▶ [Instructions for the task]:
All lines below containing "JSON" are to be listed.

▶ [The records]:
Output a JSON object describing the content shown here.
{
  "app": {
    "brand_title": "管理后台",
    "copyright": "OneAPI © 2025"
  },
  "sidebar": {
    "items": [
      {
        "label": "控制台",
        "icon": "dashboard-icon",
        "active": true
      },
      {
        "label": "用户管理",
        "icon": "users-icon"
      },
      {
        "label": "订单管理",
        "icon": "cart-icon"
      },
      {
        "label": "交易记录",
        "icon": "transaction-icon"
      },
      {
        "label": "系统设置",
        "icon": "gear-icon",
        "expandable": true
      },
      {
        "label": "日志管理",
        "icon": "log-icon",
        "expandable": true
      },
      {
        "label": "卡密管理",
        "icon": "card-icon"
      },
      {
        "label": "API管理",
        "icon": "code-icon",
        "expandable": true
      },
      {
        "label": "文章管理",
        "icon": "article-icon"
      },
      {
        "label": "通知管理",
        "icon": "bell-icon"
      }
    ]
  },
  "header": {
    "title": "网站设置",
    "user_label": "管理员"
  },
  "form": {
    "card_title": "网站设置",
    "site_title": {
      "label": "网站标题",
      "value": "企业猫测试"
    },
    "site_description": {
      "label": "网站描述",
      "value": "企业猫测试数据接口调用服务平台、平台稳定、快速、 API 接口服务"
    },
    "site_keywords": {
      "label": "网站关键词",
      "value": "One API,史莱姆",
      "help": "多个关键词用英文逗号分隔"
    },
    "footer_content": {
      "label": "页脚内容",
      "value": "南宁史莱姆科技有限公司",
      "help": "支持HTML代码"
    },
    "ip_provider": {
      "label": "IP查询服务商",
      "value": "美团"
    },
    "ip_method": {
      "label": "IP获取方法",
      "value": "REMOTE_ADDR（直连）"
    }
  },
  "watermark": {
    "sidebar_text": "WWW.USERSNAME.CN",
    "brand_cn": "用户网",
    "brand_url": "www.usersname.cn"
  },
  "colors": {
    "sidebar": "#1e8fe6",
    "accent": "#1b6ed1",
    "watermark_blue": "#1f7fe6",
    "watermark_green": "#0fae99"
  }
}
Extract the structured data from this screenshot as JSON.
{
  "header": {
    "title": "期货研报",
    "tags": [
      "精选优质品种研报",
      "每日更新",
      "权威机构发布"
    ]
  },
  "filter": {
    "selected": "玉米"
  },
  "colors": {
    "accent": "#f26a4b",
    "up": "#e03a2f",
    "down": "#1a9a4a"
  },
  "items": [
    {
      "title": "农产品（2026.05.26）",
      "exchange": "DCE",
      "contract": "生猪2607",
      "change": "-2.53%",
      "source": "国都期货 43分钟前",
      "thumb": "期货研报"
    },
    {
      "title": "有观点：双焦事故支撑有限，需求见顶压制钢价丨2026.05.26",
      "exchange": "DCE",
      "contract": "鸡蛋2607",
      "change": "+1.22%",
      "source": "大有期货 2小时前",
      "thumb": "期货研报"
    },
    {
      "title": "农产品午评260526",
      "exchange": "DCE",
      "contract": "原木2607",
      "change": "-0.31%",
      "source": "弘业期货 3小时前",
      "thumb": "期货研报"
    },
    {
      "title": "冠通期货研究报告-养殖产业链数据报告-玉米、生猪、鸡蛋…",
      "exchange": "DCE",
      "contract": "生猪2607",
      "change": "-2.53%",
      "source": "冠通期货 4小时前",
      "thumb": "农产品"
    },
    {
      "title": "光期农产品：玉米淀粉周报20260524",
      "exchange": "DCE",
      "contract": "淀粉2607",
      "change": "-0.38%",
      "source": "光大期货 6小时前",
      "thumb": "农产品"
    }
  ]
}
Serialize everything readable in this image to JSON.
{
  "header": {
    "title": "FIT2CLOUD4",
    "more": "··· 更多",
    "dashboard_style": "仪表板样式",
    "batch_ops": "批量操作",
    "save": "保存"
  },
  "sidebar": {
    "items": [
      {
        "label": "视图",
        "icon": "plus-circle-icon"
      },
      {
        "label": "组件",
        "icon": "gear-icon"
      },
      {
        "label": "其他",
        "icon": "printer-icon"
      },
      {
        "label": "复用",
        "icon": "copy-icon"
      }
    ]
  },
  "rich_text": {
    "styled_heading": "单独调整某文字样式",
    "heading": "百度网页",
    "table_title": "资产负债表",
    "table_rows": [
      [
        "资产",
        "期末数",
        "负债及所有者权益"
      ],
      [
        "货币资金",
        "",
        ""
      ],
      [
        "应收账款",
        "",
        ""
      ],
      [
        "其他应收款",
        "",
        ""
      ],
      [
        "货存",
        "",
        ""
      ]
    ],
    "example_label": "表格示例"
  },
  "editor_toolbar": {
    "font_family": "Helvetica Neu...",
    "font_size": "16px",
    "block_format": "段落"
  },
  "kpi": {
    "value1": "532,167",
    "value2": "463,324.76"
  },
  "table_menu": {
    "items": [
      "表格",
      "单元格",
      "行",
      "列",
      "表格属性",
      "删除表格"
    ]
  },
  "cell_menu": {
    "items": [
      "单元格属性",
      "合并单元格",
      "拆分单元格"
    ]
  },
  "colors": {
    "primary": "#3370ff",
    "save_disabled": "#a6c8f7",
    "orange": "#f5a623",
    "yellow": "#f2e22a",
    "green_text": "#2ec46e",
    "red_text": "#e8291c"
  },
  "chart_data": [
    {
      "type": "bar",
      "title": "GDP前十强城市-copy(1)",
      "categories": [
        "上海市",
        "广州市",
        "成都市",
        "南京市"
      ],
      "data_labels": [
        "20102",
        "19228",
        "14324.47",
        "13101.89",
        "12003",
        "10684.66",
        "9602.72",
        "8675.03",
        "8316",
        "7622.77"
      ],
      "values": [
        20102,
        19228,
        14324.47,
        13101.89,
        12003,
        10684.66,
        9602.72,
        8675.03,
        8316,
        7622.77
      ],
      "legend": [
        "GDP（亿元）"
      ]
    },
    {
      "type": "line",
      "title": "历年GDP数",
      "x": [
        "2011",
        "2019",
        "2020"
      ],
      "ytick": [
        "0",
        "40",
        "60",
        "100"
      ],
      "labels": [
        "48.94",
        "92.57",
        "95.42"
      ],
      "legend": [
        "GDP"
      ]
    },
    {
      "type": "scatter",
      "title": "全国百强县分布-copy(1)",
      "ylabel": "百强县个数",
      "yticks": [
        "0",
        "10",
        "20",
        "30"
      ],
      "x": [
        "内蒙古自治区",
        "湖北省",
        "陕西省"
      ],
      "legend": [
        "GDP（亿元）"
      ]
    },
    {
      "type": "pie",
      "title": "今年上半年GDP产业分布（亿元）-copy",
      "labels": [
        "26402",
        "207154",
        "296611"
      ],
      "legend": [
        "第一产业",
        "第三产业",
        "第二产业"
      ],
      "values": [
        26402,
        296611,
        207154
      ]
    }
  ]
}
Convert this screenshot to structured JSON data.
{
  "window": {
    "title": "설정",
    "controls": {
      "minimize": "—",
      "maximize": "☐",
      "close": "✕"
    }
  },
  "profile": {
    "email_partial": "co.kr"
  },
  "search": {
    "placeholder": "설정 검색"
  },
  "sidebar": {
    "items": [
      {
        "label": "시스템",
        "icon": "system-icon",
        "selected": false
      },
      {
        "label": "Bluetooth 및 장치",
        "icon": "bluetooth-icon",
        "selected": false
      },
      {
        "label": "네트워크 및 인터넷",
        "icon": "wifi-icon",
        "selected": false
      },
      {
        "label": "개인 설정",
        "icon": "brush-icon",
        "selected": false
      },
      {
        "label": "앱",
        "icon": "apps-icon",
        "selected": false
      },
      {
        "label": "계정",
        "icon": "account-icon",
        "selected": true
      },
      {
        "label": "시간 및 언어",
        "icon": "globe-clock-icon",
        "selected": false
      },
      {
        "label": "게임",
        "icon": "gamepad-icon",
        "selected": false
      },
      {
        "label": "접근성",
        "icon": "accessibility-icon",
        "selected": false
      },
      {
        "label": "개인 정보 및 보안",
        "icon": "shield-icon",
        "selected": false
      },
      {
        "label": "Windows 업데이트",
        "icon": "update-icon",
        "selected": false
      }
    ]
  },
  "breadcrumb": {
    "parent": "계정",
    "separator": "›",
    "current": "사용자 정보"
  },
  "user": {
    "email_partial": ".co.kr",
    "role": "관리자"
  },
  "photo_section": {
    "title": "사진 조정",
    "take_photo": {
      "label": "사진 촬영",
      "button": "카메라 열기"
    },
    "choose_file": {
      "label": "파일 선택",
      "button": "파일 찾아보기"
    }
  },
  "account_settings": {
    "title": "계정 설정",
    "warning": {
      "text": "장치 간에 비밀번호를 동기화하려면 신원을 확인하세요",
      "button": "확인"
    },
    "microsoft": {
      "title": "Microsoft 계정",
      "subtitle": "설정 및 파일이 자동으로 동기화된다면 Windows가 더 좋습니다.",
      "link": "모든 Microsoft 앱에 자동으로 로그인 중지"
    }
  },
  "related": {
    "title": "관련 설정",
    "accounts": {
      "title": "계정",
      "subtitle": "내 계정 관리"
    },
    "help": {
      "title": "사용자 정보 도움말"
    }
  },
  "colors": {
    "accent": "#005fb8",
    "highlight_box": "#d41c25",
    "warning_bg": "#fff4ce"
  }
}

▶ [Task output]:
Output a JSON object describing the content shown here.
Extract the structured data from this screenshot as JSON.
Serialize everything readable in this image to JSON.
Convert this screenshot to structured JSON data.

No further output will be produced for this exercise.